• [WHAT THIS TASK INVOLVES]: Go over the data and work out how many lines include the word "with". Give that number only.

Entries from a dataset of interfaces:
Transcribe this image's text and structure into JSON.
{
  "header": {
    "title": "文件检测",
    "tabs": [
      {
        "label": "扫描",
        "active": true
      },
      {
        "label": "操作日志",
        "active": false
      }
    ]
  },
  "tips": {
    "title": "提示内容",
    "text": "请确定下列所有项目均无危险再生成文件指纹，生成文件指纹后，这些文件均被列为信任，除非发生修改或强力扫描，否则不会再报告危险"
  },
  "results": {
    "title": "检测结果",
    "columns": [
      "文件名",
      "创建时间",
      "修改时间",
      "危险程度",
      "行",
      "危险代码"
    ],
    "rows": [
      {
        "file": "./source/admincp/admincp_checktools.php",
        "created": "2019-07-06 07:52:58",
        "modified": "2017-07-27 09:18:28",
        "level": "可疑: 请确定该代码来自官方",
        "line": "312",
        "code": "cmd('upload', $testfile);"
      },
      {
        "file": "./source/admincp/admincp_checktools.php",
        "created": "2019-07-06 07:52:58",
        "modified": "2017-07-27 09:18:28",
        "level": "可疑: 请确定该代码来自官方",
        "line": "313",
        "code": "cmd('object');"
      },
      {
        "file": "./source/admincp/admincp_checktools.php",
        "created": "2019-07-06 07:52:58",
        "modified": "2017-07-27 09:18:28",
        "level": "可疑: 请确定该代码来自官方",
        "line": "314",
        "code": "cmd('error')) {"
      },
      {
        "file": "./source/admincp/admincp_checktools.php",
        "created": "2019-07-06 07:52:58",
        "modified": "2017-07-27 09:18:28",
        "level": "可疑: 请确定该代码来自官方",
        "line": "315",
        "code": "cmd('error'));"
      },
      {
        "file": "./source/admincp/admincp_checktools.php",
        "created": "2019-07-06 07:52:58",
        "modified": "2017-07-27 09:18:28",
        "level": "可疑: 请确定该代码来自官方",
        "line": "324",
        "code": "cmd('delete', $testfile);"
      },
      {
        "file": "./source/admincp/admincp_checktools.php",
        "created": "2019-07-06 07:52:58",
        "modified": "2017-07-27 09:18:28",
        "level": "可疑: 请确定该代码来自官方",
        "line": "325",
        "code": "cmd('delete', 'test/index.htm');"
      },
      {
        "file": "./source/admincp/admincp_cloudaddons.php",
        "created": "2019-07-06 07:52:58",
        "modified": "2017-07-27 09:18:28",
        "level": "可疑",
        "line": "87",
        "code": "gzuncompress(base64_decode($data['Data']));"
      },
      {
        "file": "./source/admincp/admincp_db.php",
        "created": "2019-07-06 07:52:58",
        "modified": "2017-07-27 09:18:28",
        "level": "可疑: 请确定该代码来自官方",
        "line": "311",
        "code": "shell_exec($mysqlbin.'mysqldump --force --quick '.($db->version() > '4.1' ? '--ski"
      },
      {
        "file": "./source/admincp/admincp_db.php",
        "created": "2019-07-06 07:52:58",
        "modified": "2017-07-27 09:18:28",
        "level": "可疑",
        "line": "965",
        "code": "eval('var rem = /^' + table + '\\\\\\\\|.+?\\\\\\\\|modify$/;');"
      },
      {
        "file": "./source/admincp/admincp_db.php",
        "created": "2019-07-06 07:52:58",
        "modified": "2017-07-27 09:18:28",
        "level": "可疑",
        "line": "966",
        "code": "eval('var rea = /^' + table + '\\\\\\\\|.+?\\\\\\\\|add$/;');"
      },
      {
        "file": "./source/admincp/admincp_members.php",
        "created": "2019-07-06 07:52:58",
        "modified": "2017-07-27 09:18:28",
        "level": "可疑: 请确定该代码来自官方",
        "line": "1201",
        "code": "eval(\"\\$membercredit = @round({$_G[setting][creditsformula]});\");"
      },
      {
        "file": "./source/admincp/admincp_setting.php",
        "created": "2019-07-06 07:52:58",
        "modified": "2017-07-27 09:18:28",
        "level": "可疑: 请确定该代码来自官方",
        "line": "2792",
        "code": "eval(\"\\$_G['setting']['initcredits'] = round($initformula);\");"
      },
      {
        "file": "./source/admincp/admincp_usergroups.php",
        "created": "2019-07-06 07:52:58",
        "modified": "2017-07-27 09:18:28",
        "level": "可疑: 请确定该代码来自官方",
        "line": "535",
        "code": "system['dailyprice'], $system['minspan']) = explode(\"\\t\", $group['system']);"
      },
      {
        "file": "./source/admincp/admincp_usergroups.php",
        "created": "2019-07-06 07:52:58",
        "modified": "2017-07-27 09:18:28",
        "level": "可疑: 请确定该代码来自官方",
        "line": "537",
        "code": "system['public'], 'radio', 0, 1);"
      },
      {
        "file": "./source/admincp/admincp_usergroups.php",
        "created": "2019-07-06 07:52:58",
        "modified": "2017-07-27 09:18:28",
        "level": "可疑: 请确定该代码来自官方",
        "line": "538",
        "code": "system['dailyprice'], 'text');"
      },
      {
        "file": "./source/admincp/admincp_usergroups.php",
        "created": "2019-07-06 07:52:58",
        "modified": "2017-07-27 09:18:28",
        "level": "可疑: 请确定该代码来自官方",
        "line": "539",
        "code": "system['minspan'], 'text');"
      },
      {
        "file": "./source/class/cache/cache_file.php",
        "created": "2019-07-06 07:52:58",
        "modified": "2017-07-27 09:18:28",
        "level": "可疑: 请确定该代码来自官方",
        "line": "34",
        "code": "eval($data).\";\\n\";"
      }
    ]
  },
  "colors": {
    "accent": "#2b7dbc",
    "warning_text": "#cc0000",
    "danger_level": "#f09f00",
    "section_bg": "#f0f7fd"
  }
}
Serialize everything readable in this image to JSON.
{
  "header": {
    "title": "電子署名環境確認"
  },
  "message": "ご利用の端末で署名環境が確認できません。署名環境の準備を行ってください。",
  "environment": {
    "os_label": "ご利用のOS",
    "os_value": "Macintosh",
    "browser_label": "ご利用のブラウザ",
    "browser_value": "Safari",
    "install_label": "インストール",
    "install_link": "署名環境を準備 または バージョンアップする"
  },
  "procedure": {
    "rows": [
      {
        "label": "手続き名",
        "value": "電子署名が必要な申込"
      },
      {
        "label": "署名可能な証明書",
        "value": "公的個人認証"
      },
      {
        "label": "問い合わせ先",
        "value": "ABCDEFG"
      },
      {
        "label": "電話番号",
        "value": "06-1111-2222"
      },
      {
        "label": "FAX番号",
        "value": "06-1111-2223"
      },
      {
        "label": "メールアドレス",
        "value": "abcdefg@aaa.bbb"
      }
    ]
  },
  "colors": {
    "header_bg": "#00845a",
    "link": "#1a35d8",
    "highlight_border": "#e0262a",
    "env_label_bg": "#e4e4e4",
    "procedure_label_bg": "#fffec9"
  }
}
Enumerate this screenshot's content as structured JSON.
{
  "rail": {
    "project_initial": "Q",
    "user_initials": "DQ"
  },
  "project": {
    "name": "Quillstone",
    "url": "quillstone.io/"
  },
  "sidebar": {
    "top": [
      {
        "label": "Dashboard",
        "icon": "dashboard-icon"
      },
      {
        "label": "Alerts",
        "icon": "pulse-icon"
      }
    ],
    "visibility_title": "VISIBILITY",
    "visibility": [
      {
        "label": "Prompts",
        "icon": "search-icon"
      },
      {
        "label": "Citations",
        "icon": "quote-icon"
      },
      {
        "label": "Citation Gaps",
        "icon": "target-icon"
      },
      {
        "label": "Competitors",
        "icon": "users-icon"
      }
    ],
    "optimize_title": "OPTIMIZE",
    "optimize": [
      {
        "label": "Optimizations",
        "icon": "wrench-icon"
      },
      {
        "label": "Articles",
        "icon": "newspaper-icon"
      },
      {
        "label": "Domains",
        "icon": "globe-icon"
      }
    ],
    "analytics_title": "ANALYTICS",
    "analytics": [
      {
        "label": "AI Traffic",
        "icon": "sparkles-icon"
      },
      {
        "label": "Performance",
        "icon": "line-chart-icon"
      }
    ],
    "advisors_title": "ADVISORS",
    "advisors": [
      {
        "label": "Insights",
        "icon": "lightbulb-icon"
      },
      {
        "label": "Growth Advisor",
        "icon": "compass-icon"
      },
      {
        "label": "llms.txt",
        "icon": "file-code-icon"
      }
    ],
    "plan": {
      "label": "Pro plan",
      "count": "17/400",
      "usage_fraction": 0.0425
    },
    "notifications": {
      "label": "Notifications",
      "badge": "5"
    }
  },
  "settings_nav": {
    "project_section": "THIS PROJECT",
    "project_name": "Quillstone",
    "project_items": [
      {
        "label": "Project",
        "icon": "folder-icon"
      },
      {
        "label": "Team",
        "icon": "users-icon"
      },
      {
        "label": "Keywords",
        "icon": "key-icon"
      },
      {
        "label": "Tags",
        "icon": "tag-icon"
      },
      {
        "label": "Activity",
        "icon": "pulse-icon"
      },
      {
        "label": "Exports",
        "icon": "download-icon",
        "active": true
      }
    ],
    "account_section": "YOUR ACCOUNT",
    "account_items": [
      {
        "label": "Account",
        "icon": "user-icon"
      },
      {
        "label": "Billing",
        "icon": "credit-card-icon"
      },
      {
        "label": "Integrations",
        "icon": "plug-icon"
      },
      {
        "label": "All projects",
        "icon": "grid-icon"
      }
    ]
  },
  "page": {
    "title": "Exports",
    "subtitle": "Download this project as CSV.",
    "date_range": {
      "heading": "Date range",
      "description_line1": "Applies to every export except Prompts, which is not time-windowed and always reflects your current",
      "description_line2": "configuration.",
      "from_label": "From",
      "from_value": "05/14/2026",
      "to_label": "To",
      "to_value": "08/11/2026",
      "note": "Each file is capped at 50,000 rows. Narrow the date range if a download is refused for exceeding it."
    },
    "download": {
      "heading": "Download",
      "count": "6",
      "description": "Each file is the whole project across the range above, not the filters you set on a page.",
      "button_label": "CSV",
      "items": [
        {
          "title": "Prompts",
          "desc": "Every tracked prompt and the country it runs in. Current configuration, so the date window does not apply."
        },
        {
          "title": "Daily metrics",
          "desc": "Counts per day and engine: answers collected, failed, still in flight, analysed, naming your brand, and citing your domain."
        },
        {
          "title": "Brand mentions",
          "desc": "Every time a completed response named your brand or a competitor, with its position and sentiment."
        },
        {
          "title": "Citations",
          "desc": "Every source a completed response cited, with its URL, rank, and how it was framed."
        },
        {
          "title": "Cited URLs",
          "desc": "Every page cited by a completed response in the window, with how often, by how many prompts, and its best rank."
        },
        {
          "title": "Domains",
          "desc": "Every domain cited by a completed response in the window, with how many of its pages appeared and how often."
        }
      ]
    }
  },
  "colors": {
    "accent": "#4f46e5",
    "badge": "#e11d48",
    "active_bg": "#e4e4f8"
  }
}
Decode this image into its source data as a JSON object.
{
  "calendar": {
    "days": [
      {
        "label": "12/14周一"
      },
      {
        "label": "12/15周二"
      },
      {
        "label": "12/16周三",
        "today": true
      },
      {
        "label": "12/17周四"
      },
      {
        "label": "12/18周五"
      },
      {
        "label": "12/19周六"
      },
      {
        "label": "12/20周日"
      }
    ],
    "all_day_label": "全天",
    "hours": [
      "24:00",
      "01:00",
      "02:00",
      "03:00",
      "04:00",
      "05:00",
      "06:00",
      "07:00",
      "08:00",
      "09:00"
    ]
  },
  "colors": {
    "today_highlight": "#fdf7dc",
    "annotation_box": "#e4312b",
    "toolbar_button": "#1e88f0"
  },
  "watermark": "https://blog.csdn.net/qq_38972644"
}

• [FINISHED EXERCISE]: 4